The karma of virtual libraries
By Christine Boese
(CNN) -- Hey, I'm heading off on vacation this week, and while I was packing, I was thinking about some books I wanted to leave around for people to find. (Not in suspicious-looking packages though!)
Back when this column first appeared, I was still pretty new to BookCrossing, but find I love the idea even more now. Besides turning on all my friends to it, I'm even looking into local BookCrossing "meet-ups" sponsored in my community. I'll let you know more about it in the future.
This column struck a chord with many readers when it first came out, so if you missed it, here it is again.
Do books want to be free?
Folks at BookCrossing.com think so, and they might have stumbled onto a way to turn the world into a virtual lending library, something that would have made Benjamin Franklin, proponent of the first public library in the United States -- which opened in 1731 -- very happy.
The Open Source software movement popularizes the notion that "information wants to be free," but Franklin originated the idea of a public library where ideas could be accessible to anyone, not just people with the means to buy books.
A counter to the pay-as-you-go world
Enter BookCrossing.com, a free service that bills itself as the "karma of literature." People join as they would a book club: reading books, writing reviews and having discussions online. But this is a book club with a twist.
To go along with the idea that books and ideas belong to everyone, members follow the "3 Rs of BookCrossing: Read, Register and Release." They use a numbering system to record and track their books, and then they "release them into the wild."

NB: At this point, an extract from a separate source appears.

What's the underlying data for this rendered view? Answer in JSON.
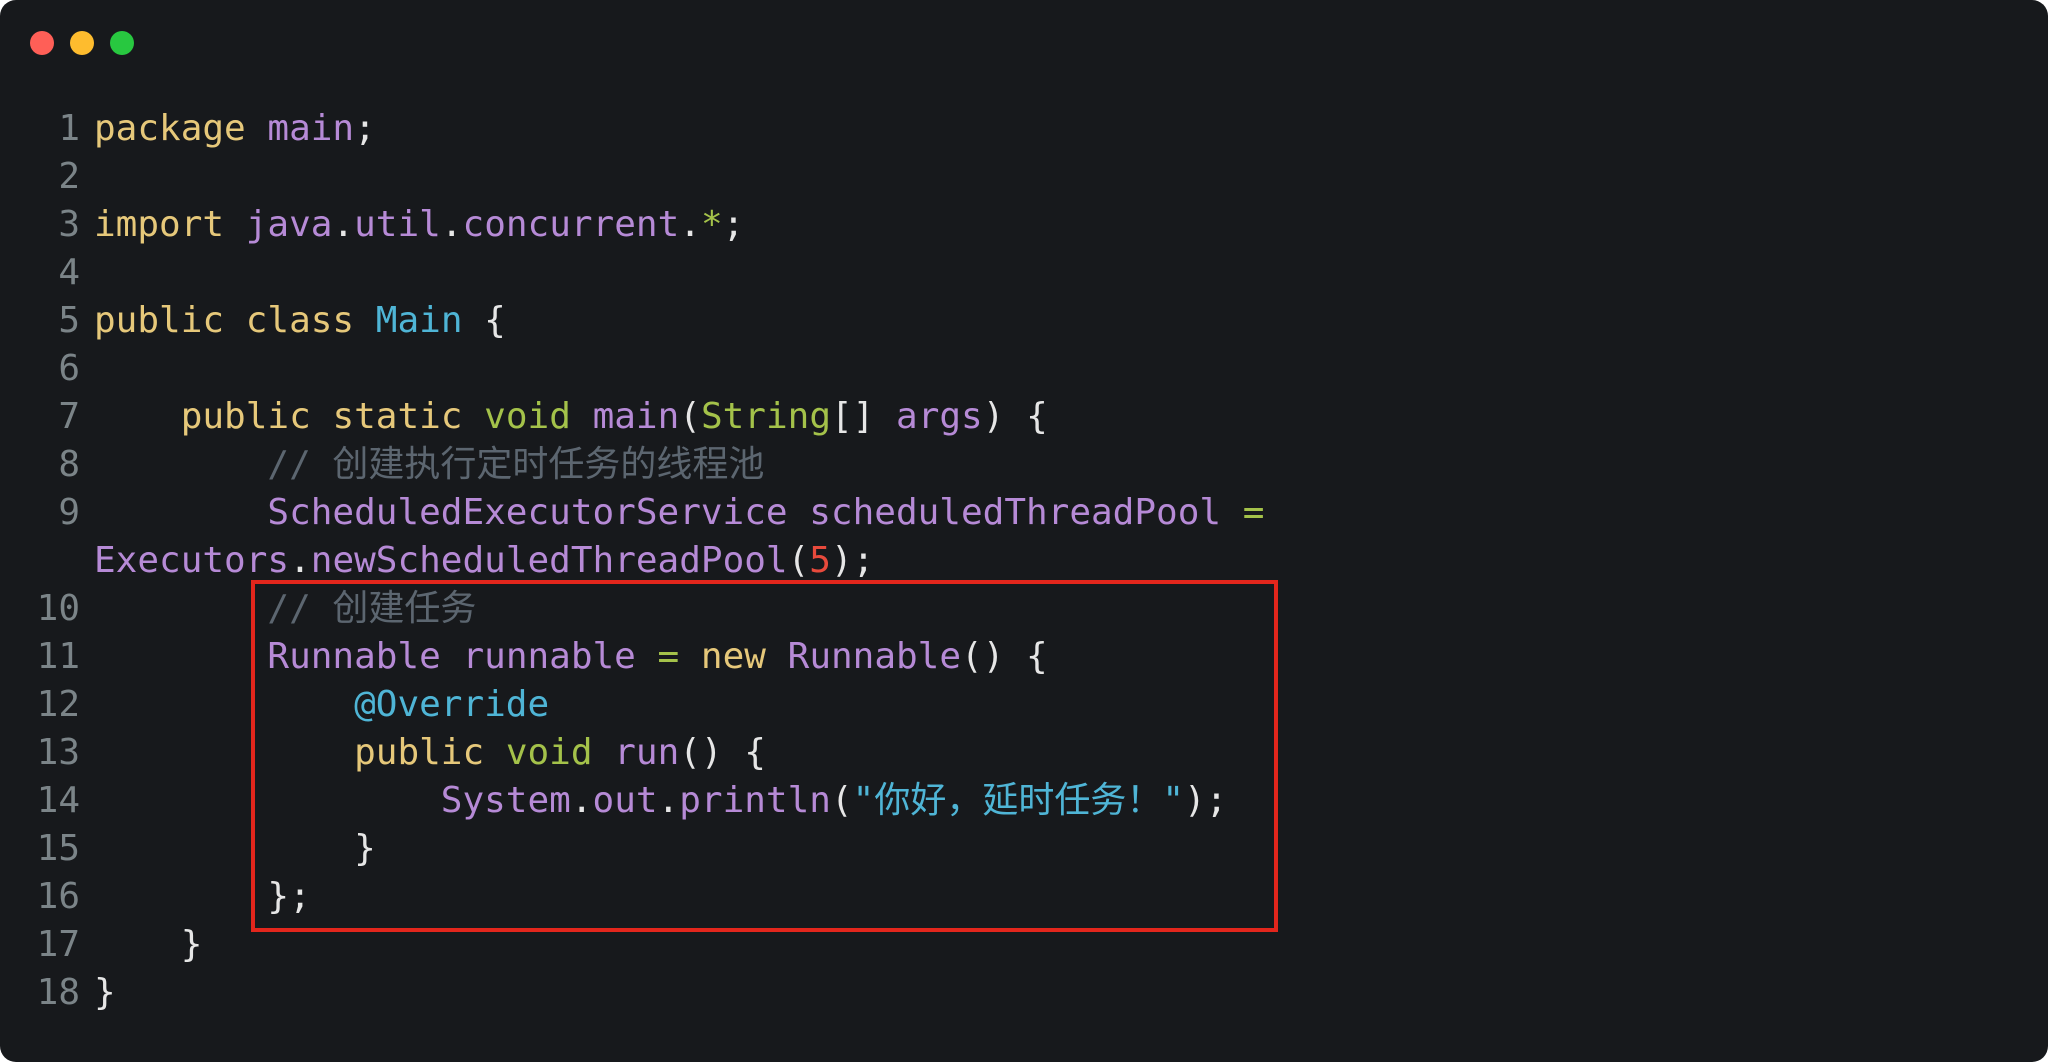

BookCrossers can leave books marked with a BookCrossing registration label anywhere (stickers often admonish, "Don't sell this book!") Coffee shops and supermarkets are obvious sites, but adventurous types also leave books at bus stops, on trains and in airports.

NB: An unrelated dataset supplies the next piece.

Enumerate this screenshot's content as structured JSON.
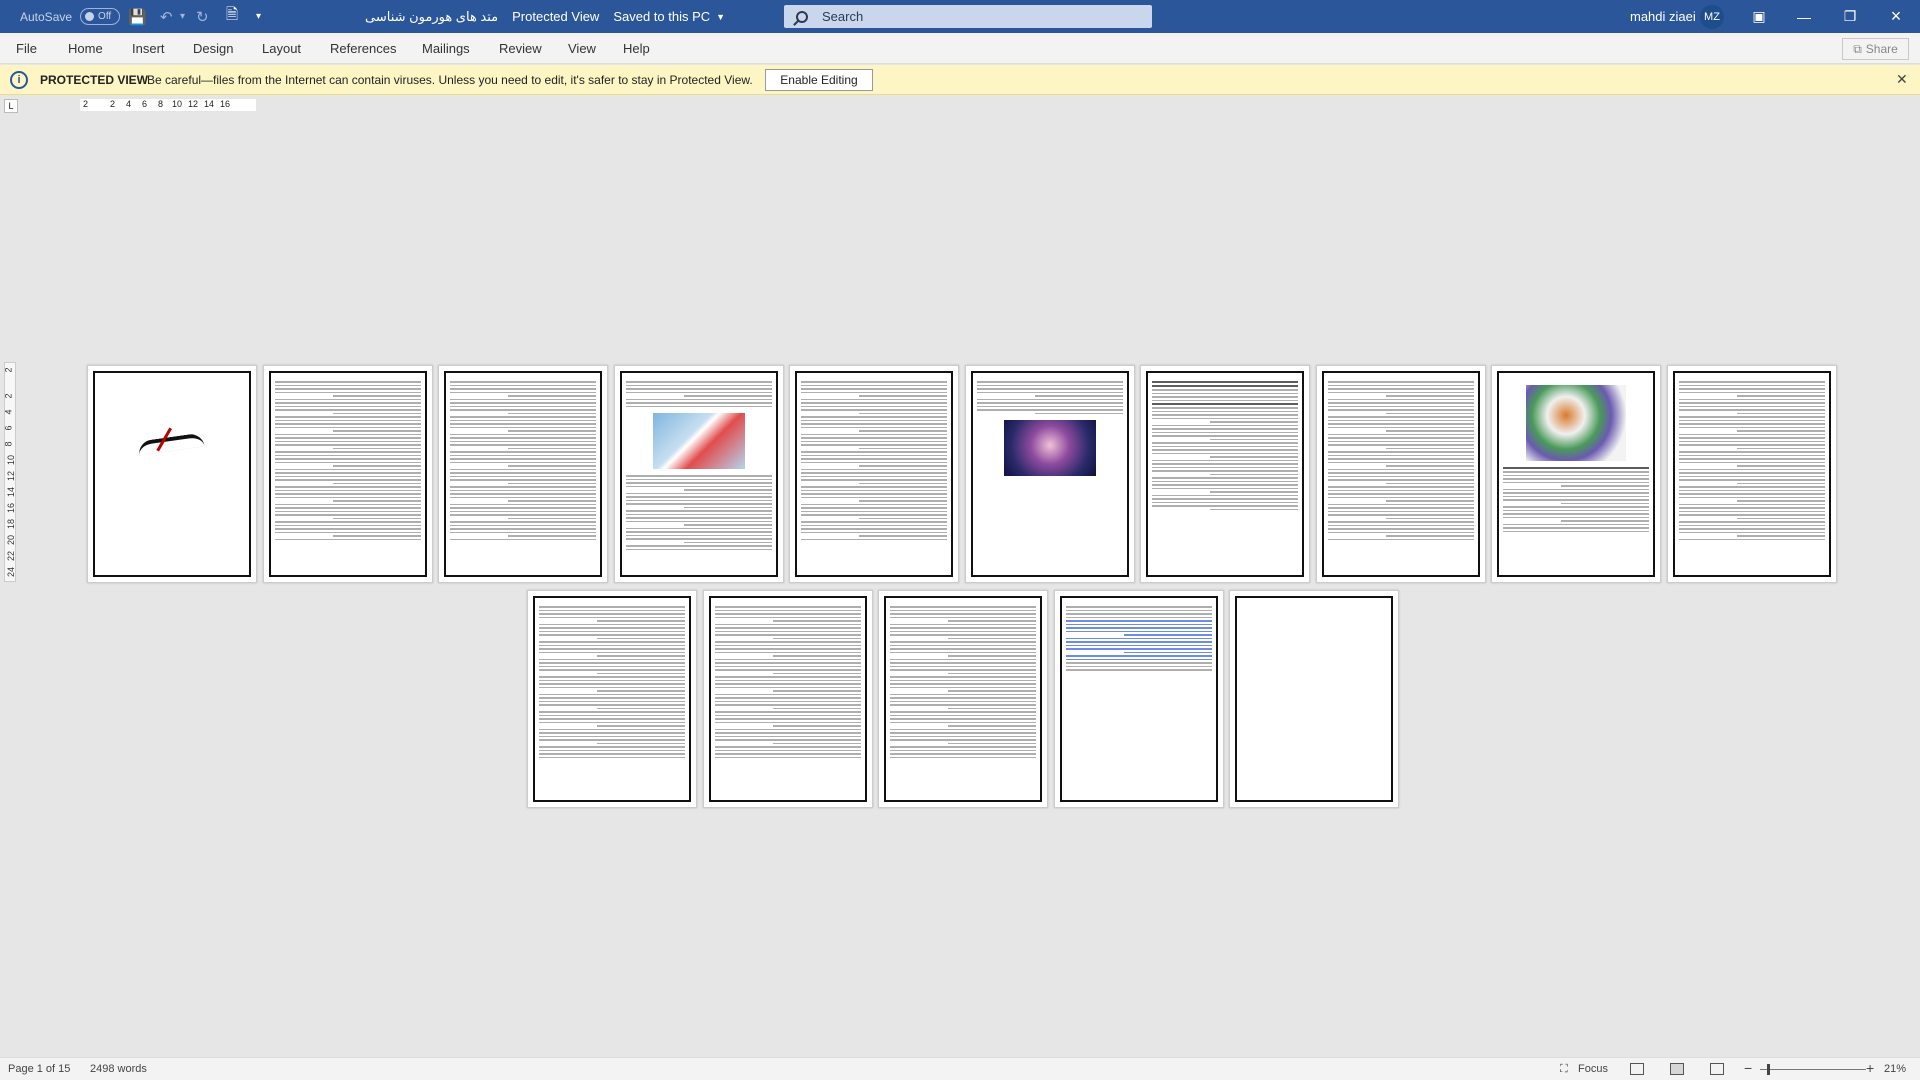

It turns into something of a scavenger hunt. On the Web site, BookCrossers post where they have dropped off each book. On the site you can search by book, by drop location or by member, or choose the browse feature "go hunting."
This is where karma comes in. It is a cross between "if you love something, set it free," and "cast your bread upon the waters."
Or, as Mary Hobbie, a BookCrosser from Atlanta, Georgia, put it, "The thrill of someone finding one of your 'released' books is the biggest deal ... I just like to know someone has found one of my books ... and then watch them release it and follow where the book goes."
Kids are BookCrossers, too. One 8-year-old uses the site to store book reports and also shares his books on playgrounds and other places kids will find them. Teachers write of using the site to read and release children's books, as well.
Politics and community
BookCrossing is a political act for Sandra Krecioch, who says the main value of the site for her is "becoming exposed to books that are not part of the big hype being pushed by large publishers." She likes finding books by smaller authors who have a hard time getting recognition.
The Internet facilitates the community, and though that might exclude those who can't get online, anyone, with or without Internet access, may find books that have been released into "the wild."
BookCrosser Theresa Levy writes about the book trading that goes on with people who backpack or sail around the world, stopping at Internet cafes to log on during their travels. She plans to send a batch of registered books on her sister's next trip.
The idea, if it catches on, could turn the world into a library without walls, a virtual lending library with an online catalog. Will it catch on?
BookCrosser Maryanne Stahl says, "The important thing is passing on works you love. Spreading the words."